I worked in restaurants for many years. Stereotypes exist
for a reason
One particularly curious thing to note: People that can afford to leave really big tips (for great service) typically don't. Lower/middle class people can and will often tip beyond their means.
07/28/2011 01:30 PMI usually just tip to the nearest dollar amount (also depending on the cost of the meal I might add 1 or 2 dollars)
Posted by House
You should not set foot into a place with waitstaff deemed tip-worthy without the expectation of tipping at least the standard 15% for mediocre service. I would literally give your your measly tip back and ask for your girlfriends phone number right in front of you.
Having served for a couple of years, my standard tip is 20%. If you did a great job (and I mean a really great job) I tip 30%, unless the bill is ridiculously small--around $1-5--inwhich case I tip a flat amount that could be 100-500% of the bill. I don't tip less than 20% very often, but if I do it's because the server was rude or openly expressed their distain for their job.
As a note, common prejudices in the service industry are that certain minority groups (based on age, religion, or race) don't tip well. In my experience, this simply doesn't bear out. The tips you will receive will, for the most part, seem to be completely random and unrelated to either the customer's demographic or your quality of service. For instance, I've given terrible service to some people and been given great tips, and have given wonderful service to others and gotten stiffed.
It's all a crap shoot, and how you do your job has little to do with what you will earn from any given table (provided you are competent). Just be nice and try to forget that you're serving. It makes the job a lot less stressful.
You are very insightful. However, after many years in the industry I am very rarely surprised by a great tip or a bad one. There are many ways to tell if your customers are decent folks or cheap gutter slime. During my years in the service industry, I devoted most of my time to sizing people up, based on mannerisms and body language, etc. Call me judgmental, but in an industry based on voluntary tipping it doesn't pay to waste time on people that simply aren't worth it.

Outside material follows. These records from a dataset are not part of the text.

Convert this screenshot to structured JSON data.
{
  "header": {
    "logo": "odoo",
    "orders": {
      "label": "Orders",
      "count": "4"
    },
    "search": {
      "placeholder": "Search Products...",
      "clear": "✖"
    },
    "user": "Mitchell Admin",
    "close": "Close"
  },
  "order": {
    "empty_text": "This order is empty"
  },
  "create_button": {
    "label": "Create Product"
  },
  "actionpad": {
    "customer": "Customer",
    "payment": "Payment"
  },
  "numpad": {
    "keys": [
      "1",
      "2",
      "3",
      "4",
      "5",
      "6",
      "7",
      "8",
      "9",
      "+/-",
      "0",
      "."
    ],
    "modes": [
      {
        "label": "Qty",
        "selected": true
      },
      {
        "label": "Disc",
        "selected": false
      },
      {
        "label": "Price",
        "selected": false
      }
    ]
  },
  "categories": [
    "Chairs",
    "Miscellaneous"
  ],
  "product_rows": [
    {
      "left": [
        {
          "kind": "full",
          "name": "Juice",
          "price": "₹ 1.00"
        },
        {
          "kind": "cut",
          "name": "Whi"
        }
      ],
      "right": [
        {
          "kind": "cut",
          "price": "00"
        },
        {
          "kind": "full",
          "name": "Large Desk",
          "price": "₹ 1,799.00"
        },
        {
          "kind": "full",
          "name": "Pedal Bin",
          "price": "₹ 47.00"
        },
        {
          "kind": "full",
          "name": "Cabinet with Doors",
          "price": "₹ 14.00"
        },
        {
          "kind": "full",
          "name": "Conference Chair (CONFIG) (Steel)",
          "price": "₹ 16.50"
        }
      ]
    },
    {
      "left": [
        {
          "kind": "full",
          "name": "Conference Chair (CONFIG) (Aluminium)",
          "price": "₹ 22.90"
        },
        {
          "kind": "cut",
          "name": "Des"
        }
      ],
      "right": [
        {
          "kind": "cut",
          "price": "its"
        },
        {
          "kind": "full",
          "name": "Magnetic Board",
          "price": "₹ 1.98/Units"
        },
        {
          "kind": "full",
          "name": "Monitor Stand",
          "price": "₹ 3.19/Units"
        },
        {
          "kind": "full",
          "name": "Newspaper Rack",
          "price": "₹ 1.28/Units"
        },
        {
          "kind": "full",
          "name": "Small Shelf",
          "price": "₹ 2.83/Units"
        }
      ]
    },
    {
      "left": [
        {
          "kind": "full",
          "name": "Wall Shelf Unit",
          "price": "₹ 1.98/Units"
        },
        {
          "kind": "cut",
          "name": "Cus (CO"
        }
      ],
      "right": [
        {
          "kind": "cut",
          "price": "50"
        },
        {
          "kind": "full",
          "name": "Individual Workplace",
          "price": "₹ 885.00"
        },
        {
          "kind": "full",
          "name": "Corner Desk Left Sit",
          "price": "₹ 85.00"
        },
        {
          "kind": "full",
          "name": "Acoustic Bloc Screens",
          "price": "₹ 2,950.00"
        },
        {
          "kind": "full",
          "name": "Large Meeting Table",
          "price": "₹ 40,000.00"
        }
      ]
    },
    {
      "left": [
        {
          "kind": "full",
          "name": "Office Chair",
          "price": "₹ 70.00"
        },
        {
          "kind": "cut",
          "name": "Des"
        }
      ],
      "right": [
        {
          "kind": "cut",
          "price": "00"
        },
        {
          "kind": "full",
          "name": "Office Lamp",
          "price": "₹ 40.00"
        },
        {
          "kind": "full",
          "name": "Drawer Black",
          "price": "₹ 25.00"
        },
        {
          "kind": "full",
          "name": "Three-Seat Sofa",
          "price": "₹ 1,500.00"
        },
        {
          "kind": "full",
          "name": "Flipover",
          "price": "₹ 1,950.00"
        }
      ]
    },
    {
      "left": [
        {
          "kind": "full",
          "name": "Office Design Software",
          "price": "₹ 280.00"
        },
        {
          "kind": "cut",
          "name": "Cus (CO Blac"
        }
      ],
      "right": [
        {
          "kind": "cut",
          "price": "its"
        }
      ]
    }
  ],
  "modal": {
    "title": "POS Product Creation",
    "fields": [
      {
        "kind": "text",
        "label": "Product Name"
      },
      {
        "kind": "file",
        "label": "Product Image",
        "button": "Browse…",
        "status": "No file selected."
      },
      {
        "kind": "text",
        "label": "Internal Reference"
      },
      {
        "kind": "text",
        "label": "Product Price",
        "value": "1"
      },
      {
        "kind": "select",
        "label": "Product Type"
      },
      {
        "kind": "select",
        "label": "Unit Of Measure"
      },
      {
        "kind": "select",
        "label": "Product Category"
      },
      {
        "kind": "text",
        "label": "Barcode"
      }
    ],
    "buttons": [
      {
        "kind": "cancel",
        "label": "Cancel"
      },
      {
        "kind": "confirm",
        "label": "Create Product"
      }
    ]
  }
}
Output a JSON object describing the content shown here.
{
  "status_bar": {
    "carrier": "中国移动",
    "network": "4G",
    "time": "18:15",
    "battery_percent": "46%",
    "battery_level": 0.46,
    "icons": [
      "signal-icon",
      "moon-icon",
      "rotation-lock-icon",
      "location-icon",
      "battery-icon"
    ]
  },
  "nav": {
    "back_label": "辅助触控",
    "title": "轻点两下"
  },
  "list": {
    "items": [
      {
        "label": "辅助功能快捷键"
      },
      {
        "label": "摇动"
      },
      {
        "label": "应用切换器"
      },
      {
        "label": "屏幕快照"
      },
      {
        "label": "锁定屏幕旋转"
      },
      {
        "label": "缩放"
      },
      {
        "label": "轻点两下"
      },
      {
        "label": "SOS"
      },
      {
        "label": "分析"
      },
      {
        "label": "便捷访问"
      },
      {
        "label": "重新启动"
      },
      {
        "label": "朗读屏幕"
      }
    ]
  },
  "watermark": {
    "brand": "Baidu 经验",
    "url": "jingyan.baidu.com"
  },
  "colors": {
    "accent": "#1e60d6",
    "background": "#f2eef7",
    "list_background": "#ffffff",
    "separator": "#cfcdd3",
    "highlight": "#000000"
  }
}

Wrapping up: Whether customer or server - treat people with a basic modicum of respect.
Pro-tip: Don't mess with people that handle your food.
And, when I eat out the tip starts at 20% and goes up or down from there.